YOUR TASK >> Copy every line below where the string "icon" is found.

MATERIAL FOR THIS TASK >>
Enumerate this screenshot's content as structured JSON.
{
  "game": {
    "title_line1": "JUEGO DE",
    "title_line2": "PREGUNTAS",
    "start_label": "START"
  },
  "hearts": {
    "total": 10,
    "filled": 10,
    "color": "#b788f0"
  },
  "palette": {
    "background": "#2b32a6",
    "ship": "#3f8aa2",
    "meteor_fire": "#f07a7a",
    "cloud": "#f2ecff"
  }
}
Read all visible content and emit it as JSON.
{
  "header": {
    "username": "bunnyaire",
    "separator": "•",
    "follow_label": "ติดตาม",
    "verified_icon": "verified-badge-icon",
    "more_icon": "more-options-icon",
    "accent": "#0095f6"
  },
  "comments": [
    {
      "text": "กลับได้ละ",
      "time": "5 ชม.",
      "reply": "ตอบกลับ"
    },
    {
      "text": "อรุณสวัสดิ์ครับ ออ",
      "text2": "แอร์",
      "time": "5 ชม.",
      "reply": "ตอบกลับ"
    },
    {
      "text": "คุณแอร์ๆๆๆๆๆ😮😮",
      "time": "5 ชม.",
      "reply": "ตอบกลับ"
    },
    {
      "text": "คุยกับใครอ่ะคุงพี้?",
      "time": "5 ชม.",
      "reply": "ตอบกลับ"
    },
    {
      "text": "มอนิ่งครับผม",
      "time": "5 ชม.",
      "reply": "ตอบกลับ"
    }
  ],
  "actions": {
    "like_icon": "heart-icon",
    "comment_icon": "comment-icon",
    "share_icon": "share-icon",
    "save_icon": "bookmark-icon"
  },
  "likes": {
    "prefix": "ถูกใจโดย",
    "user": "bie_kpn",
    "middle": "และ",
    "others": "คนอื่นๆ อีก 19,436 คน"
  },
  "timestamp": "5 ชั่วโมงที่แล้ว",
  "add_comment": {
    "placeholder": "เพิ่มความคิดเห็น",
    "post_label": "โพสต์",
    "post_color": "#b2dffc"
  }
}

FINISHED EXERCISE >>
    "verified_icon": "verified-badge-icon",
    "more_icon": "more-options-icon",
    "like_icon": "heart-icon",
    "comment_icon": "comment-icon",
    "share_icon": "share-icon",
    "save_icon": "bookmark-icon"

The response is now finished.